##### INFORMATION SHOWN

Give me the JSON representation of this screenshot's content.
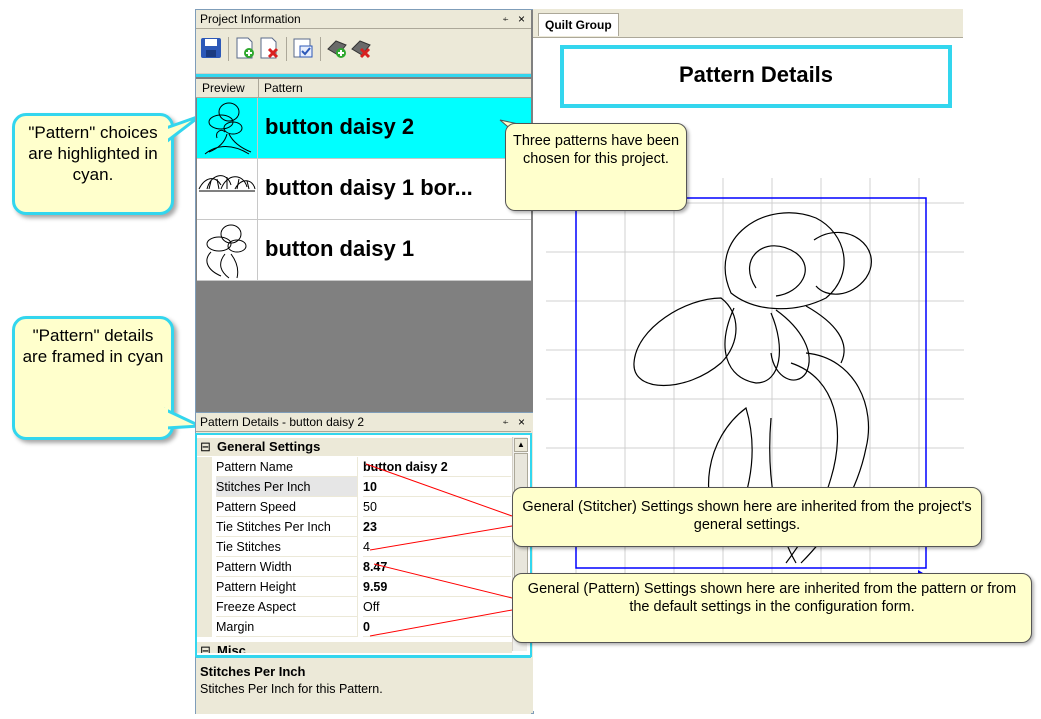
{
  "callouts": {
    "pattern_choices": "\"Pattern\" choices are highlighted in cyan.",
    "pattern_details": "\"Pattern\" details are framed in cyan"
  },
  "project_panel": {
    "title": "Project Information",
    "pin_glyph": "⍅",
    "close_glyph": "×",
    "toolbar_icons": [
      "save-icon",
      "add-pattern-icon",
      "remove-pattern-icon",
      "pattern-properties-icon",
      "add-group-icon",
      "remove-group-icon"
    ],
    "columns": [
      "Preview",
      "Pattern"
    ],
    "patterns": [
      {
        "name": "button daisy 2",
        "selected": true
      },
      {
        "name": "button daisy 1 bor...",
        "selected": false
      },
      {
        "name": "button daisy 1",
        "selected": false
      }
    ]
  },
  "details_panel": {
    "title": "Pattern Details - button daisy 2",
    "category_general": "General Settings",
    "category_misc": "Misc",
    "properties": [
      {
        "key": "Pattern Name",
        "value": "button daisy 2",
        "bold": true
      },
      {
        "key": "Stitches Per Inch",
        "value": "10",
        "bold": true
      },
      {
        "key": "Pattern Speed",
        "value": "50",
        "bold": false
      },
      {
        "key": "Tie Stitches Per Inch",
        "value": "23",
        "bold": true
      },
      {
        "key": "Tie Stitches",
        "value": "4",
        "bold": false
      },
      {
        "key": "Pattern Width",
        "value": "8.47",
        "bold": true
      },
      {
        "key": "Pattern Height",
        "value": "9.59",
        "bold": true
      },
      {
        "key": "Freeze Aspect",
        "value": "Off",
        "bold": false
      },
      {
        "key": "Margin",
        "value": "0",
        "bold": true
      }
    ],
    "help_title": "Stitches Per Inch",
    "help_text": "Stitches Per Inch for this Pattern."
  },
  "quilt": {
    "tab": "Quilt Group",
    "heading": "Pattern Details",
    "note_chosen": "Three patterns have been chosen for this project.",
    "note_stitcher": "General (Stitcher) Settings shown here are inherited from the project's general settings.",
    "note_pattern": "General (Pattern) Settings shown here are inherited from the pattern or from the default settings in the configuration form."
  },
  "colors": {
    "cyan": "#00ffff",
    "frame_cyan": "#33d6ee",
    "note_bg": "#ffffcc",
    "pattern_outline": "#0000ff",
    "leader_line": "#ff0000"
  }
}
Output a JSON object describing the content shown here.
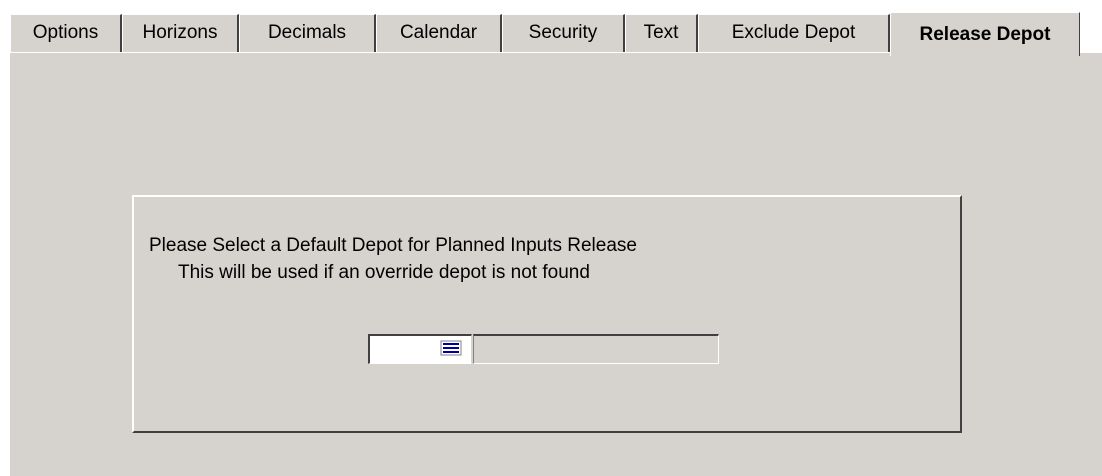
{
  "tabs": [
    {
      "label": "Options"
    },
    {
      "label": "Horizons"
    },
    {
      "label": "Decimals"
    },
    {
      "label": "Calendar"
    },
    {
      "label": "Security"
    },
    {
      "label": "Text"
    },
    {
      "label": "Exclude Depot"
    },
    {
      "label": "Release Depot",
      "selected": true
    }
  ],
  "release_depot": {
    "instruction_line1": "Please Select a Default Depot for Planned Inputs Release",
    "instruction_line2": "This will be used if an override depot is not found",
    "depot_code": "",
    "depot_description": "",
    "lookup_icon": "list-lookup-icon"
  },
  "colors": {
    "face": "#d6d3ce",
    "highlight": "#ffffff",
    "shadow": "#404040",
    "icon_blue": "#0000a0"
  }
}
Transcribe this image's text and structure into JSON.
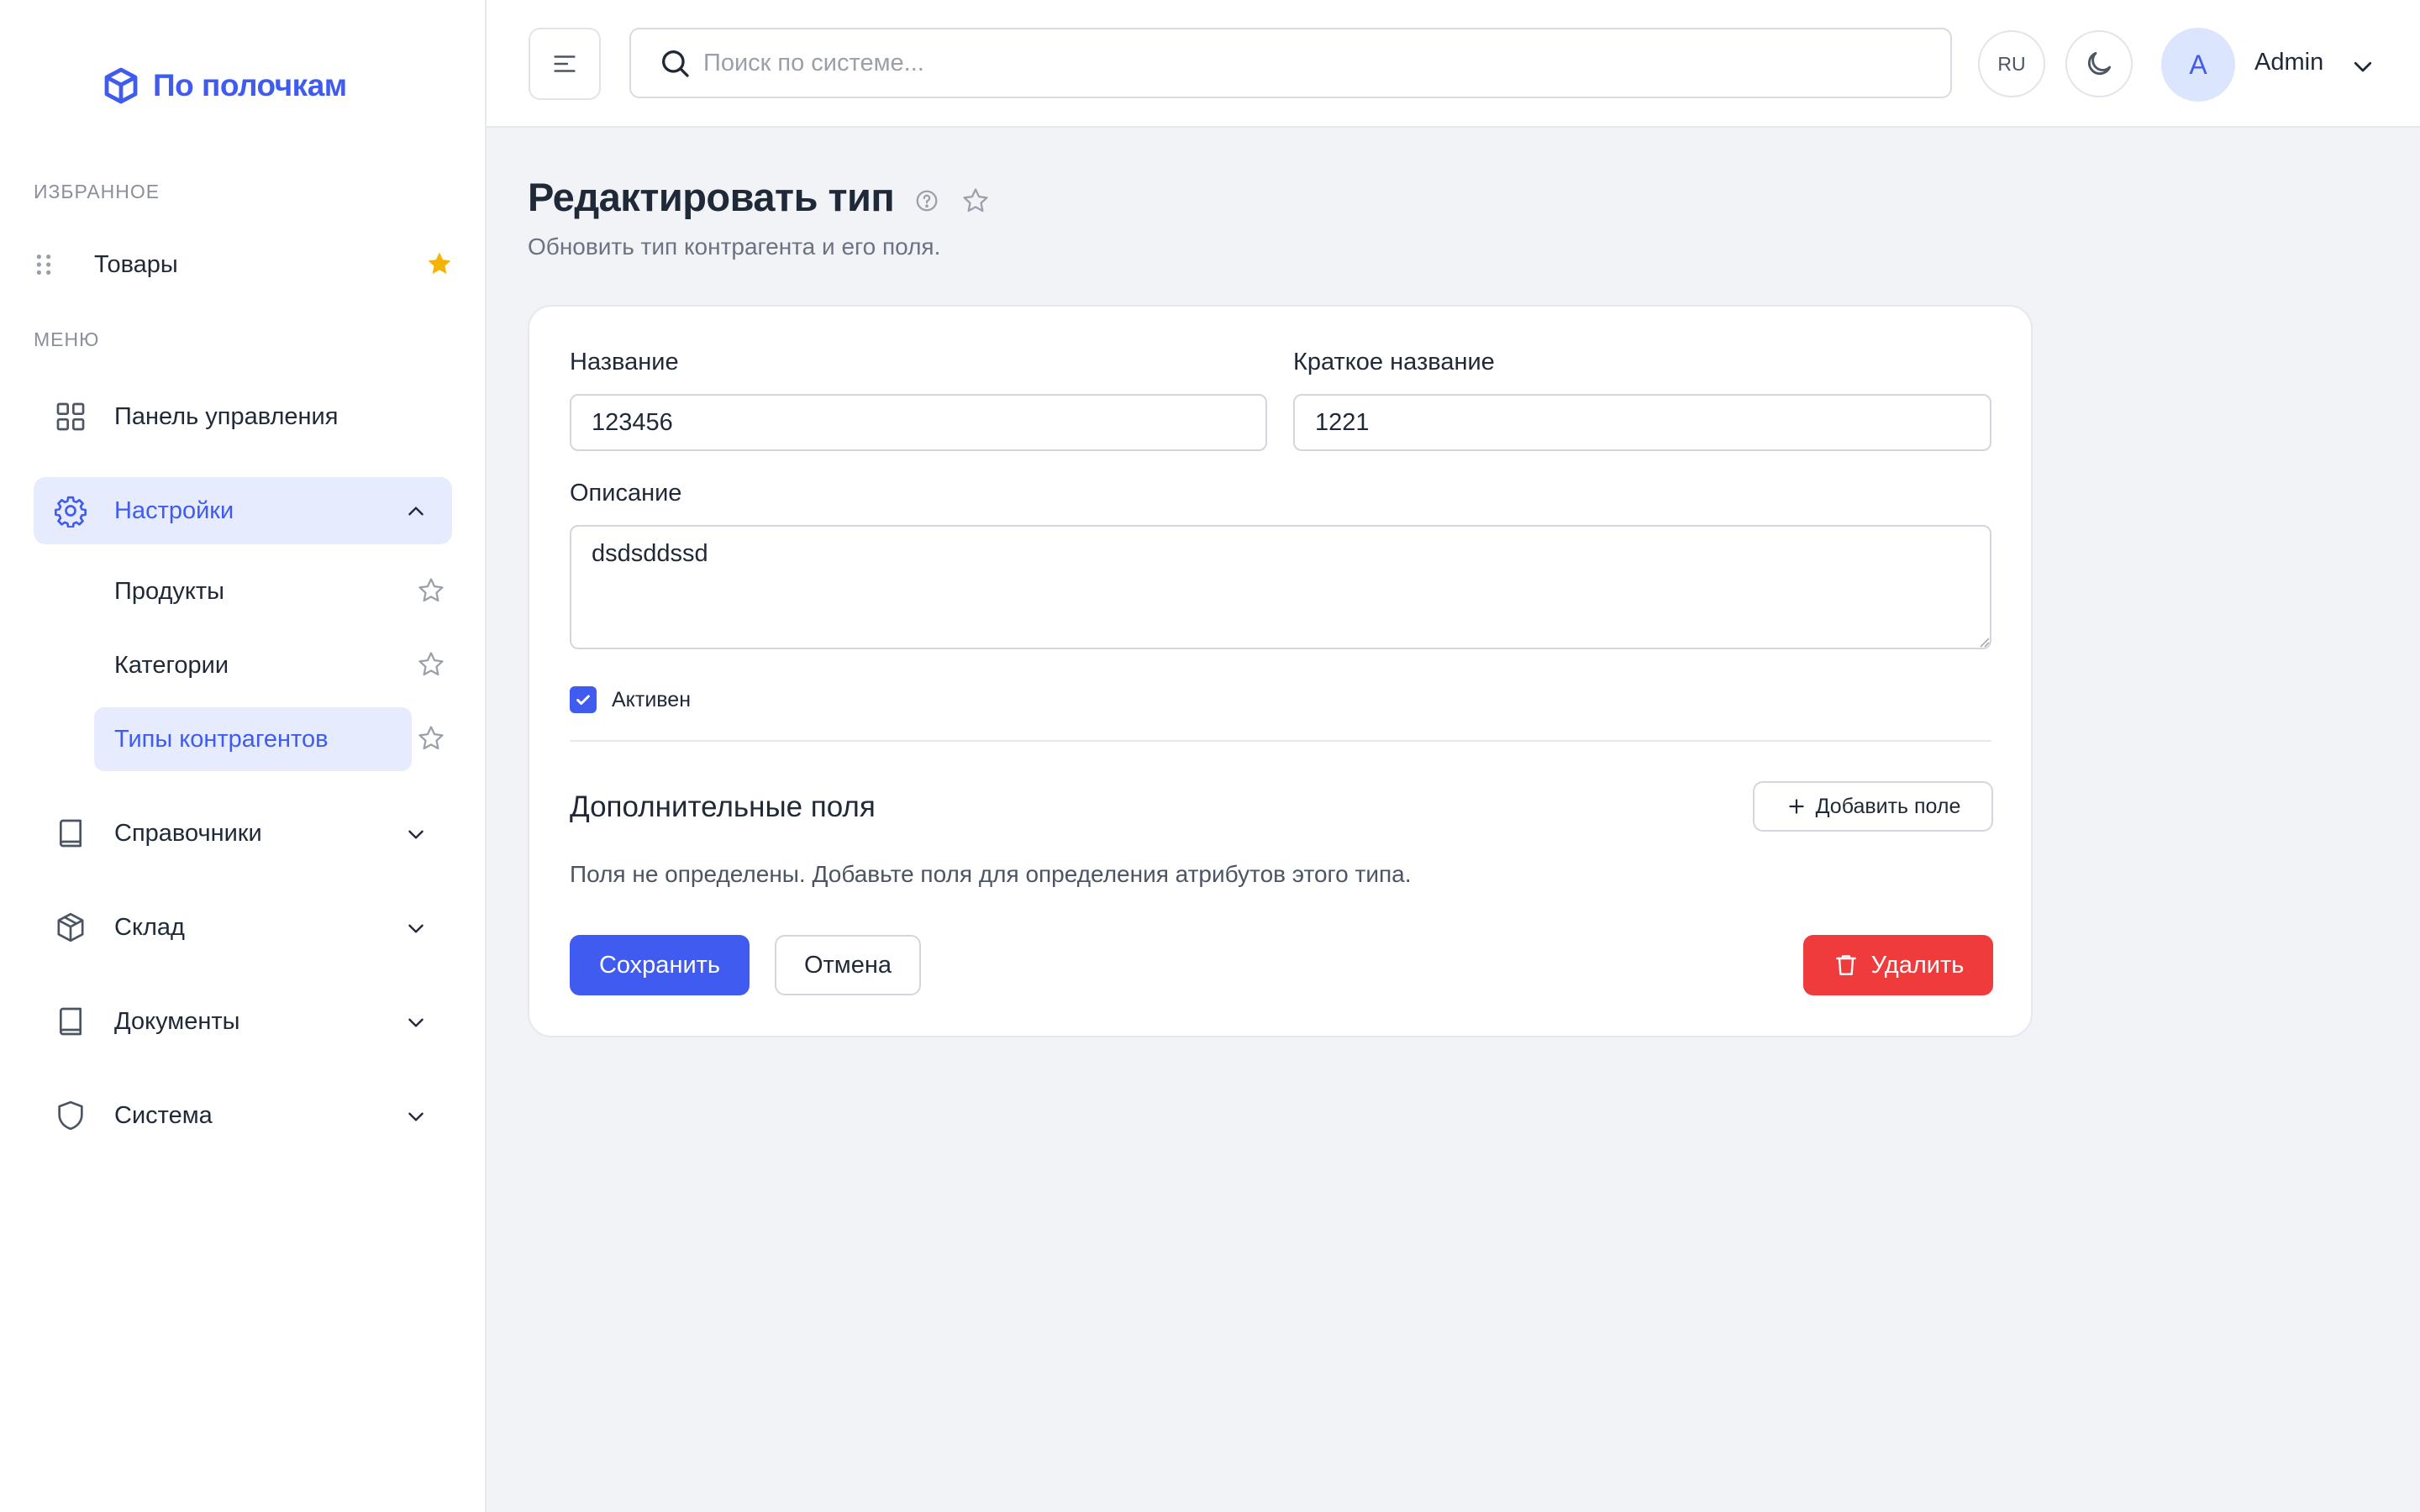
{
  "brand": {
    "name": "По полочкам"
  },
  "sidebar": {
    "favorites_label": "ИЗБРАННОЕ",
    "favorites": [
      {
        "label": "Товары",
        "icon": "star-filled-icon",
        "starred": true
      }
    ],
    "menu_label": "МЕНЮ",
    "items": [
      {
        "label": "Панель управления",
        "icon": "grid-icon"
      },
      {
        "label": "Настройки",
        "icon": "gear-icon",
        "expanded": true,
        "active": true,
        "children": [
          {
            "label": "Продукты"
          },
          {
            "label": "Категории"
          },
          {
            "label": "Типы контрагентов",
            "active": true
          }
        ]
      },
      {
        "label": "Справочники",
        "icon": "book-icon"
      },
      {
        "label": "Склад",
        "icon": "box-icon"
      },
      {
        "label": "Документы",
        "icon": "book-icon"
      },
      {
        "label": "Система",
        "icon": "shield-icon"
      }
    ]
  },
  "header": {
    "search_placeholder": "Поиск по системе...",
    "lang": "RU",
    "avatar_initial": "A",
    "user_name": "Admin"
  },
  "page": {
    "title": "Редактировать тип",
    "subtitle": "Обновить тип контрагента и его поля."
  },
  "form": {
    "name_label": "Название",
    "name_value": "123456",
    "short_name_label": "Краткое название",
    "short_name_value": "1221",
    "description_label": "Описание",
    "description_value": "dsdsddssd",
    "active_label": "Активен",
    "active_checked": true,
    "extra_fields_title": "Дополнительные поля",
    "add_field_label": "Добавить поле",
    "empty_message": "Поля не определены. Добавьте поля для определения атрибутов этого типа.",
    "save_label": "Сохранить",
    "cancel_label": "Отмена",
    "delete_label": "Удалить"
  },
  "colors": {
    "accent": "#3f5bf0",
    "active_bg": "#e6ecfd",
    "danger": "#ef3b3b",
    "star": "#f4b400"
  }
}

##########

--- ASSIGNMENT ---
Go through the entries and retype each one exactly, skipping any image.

--- SOLUTION FOR THIS TASK ---
Give me the JSON representation of this screenshot's content.
{
  "callouts": {
    "pattern_choices": "\"Pattern\" choices are highlighted in cyan.",
    "pattern_details": "\"Pattern\" details are framed in cyan"
  },
  "project_panel": {
    "title": "Project Information",
    "pin_glyph": "⍅",
    "close_glyph": "×",
    "toolbar_icons": [
      "save-icon",
      "add-pattern-icon",
      "remove-pattern-icon",
      "pattern-properties-icon",
      "add-group-icon",
      "remove-group-icon"
    ],
    "columns": [
      "Preview",
      "Pattern"
    ],
    "patterns": [
      {
        "name": "button daisy 2",
        "selected": true
      },
      {
        "name": "button daisy 1 bor...",
        "selected": false
      },
      {
        "name": "button daisy 1",
        "selected": false
      }
    ]
  },
  "details_panel": {
    "title": "Pattern Details - button daisy 2",
    "category_general": "General Settings",
    "category_misc": "Misc",
    "properties": [
      {
        "key": "Pattern Name",
        "value": "button daisy 2",
        "bold": true
      },
      {
        "key": "Stitches Per Inch",
        "value": "10",
        "bold": true
      },
      {
        "key": "Pattern Speed",
        "value": "50",
        "bold": false
      },
      {
        "key": "Tie Stitches Per Inch",
        "value": "23",
        "bold": true
      },
      {
        "key": "Tie Stitches",
        "value": "4",
        "bold": false
      },
      {
        "key": "Pattern Width",
        "value": "8.47",
        "bold": true
      },
      {
        "key": "Pattern Height",
        "value": "9.59",
        "bold": true
      },
      {
        "key": "Freeze Aspect",
        "value": "Off",
        "bold": false
      },
      {
        "key": "Margin",
        "value": "0",
        "bold": true
      }
    ],
    "help_title": "Stitches Per Inch",
    "help_text": "Stitches Per Inch for this Pattern."
  },
  "quilt": {
    "tab": "Quilt Group",
    "heading": "Pattern Details",
    "note_chosen": "Three patterns have been chosen for this project.",
    "note_stitcher": "General (Stitcher) Settings shown here are inherited from the project's general settings.",
    "note_pattern": "General (Pattern) Settings shown here are inherited from the pattern or from the default settings in the configuration form."
  },
  "colors": {
    "cyan": "#00ffff",
    "frame_cyan": "#33d6ee",
    "note_bg": "#ffffcc",
    "pattern_outline": "#0000ff",
    "leader_line": "#ff0000"
  }
}
Output a JSON object describing the content shown here.
{
  "tabs": [
    {
      "label": "Options"
    },
    {
      "label": "Horizons"
    },
    {
      "label": "Decimals"
    },
    {
      "label": "Calendar"
    },
    {
      "label": "Security"
    },
    {
      "label": "Text"
    },
    {
      "label": "Exclude Depot"
    },
    {
      "label": "Release Depot",
      "selected": true
    }
  ],
  "release_depot": {
    "instruction_line1": "Please Select a Default Depot for Planned Inputs Release",
    "instruction_line2": "This will be used if an override depot is not found",
    "depot_code": "",
    "depot_description": "",
    "lookup_icon": "list-lookup-icon"
  },
  "colors": {
    "face": "#d6d3ce",
    "highlight": "#ffffff",
    "shadow": "#404040",
    "icon_blue": "#0000a0"
  }
}
Transcribe this image's text and structure into JSON.
{
  "brand": {
    "name": "По полочкам"
  },
  "sidebar": {
    "favorites_label": "ИЗБРАННОЕ",
    "favorites": [
      {
        "label": "Товары",
        "icon": "star-filled-icon",
        "starred": true
      }
    ],
    "menu_label": "МЕНЮ",
    "items": [
      {
        "label": "Панель управления",
        "icon": "grid-icon"
      },
      {
        "label": "Настройки",
        "icon": "gear-icon",
        "expanded": true,
        "active": true,
        "children": [
          {
            "label": "Продукты"
          },
          {
            "label": "Категории"
          },
          {
            "label": "Типы контрагентов",
            "active": true
          }
        ]
      },
      {
        "label": "Справочники",
        "icon": "book-icon"
      },
      {
        "label": "Склад",
        "icon": "box-icon"
      },
      {
        "label": "Документы",
        "icon": "book-icon"
      },
      {
        "label": "Система",
        "icon": "shield-icon"
      }
    ]
  },
  "header": {
    "search_placeholder": "Поиск по системе...",
    "lang": "RU",
    "avatar_initial": "A",
    "user_name": "Admin"
  },
  "page": {
    "title": "Редактировать тип",
    "subtitle": "Обновить тип контрагента и его поля."
  },
  "form": {
    "name_label": "Название",
    "name_value": "123456",
    "short_name_label": "Краткое название",
    "short_name_value": "1221",
    "description_label": "Описание",
    "description_value": "dsdsddssd",
    "active_label": "Активен",
    "active_checked": true,
    "extra_fields_title": "Дополнительные поля",
    "add_field_label": "Добавить поле",
    "empty_message": "Поля не определены. Добавьте поля для определения атрибутов этого типа.",
    "save_label": "Сохранить",
    "cancel_label": "Отмена",
    "delete_label": "Удалить"
  },
  "colors": {
    "accent": "#3f5bf0",
    "active_bg": "#e6ecfd",
    "danger": "#ef3b3b",
    "star": "#f4b400"
  }
}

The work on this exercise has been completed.